  3. Change your environment
  4. Remind yourself that you can edit it later
  5. Take a break
  6. Try writing something different
  7. Go for a walk (or take a shower)
  8. Try something new
  9. Set the timer or give yourself a word count to meet… and stick to it
  10. Read something

Writer’s block isn’t the end of the world. It’s all a matter of addressing it when it happens… and then taking action and DOING something about it. Even the most experienced and prolific writers get stuck from time to time. What sets those writers apart from the rest is that they’re willing to plough forward and get over it.

And you can do that, too! You have it within you to overcome writer’s block when it strikes. I believe in you, and you need to start believing in yourself, too… and taking strategic, intentional action to do something about it.
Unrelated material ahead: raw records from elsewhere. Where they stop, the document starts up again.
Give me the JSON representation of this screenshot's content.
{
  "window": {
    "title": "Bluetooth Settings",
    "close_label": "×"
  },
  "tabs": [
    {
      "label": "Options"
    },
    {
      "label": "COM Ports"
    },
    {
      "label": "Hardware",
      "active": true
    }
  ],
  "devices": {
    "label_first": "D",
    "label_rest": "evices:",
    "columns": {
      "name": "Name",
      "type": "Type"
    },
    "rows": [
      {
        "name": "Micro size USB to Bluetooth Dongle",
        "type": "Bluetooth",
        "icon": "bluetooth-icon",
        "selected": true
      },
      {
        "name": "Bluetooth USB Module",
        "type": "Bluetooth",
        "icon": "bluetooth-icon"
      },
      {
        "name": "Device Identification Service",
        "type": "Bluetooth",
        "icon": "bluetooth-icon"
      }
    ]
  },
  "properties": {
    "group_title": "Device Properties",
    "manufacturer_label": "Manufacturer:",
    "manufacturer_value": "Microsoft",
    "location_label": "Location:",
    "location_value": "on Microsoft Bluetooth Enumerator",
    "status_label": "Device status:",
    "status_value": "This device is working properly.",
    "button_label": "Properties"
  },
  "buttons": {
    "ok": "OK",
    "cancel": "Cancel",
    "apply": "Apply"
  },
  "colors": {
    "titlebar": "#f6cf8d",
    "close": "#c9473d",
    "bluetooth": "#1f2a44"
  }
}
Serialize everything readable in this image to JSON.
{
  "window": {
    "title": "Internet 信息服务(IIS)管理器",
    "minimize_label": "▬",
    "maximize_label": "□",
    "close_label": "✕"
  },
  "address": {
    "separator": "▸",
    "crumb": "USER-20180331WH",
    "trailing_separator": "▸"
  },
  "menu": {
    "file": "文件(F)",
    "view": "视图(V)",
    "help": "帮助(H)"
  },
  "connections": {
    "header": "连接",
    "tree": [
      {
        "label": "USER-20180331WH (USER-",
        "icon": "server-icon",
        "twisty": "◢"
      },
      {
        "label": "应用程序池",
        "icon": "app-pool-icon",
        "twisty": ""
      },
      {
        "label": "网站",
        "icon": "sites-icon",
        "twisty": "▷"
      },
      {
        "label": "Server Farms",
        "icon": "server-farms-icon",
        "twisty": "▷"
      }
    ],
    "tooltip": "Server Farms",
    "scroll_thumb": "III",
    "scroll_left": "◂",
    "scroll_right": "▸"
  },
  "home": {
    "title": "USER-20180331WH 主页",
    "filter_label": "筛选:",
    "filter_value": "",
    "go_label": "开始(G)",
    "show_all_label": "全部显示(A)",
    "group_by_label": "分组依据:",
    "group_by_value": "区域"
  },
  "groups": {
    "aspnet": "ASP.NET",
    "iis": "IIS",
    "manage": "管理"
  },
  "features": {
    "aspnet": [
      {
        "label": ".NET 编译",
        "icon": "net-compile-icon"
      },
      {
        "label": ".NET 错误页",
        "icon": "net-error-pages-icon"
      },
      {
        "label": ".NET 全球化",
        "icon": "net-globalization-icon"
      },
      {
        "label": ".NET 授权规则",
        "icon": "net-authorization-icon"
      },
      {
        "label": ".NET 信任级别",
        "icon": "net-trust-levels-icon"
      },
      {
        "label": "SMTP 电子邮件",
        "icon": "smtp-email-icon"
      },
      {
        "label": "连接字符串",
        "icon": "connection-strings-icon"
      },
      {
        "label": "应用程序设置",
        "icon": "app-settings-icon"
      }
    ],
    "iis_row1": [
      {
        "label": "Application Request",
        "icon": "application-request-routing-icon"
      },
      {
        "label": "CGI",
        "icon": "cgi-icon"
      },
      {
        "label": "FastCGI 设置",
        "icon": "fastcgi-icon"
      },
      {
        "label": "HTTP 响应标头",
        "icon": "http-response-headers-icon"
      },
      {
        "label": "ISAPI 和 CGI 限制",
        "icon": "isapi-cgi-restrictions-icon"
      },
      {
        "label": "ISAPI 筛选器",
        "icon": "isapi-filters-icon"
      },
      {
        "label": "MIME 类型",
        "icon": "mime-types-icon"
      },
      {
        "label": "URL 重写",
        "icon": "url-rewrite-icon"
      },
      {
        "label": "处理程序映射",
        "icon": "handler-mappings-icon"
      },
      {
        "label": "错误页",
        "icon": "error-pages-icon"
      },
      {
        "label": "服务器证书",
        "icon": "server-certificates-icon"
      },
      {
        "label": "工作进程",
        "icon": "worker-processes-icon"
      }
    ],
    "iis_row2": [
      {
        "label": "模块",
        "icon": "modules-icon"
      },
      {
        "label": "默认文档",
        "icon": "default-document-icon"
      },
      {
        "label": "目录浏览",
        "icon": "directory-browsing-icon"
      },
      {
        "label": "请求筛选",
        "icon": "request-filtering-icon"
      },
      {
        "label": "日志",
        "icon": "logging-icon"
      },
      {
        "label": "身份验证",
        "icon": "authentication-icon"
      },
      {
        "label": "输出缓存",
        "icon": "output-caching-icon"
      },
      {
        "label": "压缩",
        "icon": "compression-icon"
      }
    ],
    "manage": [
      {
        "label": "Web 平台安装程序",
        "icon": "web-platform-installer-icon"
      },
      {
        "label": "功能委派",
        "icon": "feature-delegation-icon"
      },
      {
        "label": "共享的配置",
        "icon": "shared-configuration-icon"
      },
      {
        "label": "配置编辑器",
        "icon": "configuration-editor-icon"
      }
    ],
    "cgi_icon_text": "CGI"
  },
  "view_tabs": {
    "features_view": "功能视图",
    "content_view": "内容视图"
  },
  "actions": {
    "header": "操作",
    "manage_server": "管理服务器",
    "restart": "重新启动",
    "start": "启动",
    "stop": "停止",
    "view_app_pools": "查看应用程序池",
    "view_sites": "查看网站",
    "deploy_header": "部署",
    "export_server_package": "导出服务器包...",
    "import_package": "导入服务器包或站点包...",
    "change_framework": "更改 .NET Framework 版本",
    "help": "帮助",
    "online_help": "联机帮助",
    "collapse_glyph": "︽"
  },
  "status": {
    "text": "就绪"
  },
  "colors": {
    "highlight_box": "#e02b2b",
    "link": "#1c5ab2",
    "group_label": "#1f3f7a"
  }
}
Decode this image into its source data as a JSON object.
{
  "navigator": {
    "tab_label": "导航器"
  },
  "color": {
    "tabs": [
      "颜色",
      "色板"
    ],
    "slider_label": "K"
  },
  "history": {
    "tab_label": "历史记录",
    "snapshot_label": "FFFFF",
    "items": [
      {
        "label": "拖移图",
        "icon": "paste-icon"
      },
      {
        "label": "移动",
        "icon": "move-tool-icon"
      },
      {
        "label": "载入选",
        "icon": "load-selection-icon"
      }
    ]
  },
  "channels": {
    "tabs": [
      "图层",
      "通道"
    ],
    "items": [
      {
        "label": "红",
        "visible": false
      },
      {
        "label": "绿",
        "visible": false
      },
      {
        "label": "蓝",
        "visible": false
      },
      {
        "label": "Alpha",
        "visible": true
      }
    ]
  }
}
Now, I’d love to hear your thoughts on this. Connect with me on Twitter and Instagram, @Saganlives, to chat about it! And you can send me a message on either of those platforms if you have requests for future episode topics, too. The more you tell me what you’d like to see more of on this podcast, the better that I can accommodate that. You can also submit your questions or topic ideas anonymously at SaganMorrow.com/question

If you enjoyed this episode, please take 2 minutes to share this podcast on social media and subscribe and rate it on Apple Podcasts—any time you share it or leave a rating or review, it helps more listeners find the Indie Author Weekly podcast, so every bit counts! I really appreciate your support.

By the way, you can access complete word-for-word transcripts of this episode and all past episodes, plus sample chapters of my books and a few other bonuses and goodies, on the “secret” version of this podcast. Get access to all of that at SaganMorrow.com/secretpodcast.

Thanks so much for tuning in to the Indie Author Weekly podcast, and I will see you in the next episode.